Records for this task:
_ _ _ _ _ _ _
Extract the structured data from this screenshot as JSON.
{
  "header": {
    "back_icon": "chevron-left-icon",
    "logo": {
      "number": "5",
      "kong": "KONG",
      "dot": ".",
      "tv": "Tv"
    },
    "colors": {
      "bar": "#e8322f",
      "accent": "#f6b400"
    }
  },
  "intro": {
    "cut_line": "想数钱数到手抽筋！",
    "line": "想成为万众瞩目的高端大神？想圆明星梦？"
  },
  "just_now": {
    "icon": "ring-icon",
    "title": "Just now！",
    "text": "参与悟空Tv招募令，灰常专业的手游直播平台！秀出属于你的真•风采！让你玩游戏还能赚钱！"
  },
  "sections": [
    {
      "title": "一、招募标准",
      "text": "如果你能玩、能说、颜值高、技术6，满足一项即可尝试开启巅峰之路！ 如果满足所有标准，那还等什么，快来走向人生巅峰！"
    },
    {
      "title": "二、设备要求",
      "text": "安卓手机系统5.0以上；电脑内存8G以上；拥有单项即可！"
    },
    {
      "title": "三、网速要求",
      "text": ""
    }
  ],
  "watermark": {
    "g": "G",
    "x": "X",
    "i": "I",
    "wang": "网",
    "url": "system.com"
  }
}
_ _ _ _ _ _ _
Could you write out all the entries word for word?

Written solution:
Extract the structured data from this screenshot as JSON.
{
  "header": {
    "back_icon": "chevron-left-icon",
    "logo": {
      "number": "5",
      "kong": "KONG",
      "dot": ".",
      "tv": "Tv"
    },
    "colors": {
      "bar": "#e8322f",
      "accent": "#f6b400"
    }
  },
  "intro": {
    "cut_line": "想数钱数到手抽筋！",
    "line": "想成为万众瞩目的高端大神？想圆明星梦？"
  },
  "just_now": {
    "icon": "ring-icon",
    "title": "Just now！",
    "text": "参与悟空Tv招募令，灰常专业的手游直播平台！秀出属于你的真•风采！让你玩游戏还能赚钱！"
  },
  "sections": [
    {
      "title": "一、招募标准",
      "text": "如果你能玩、能说、颜值高、技术6，满足一项即可尝试开启巅峰之路！ 如果满足所有标准，那还等什么，快来走向人生巅峰！"
    },
    {
      "title": "二、设备要求",
      "text": "安卓手机系统5.0以上；电脑内存8G以上；拥有单项即可！"
    },
    {
      "title": "三、网速要求",
      "text": ""
    }
  ],
  "watermark": {
    "g": "G",
    "x": "X",
    "i": "I",
    "wang": "网",
    "url": "system.com"
  }
}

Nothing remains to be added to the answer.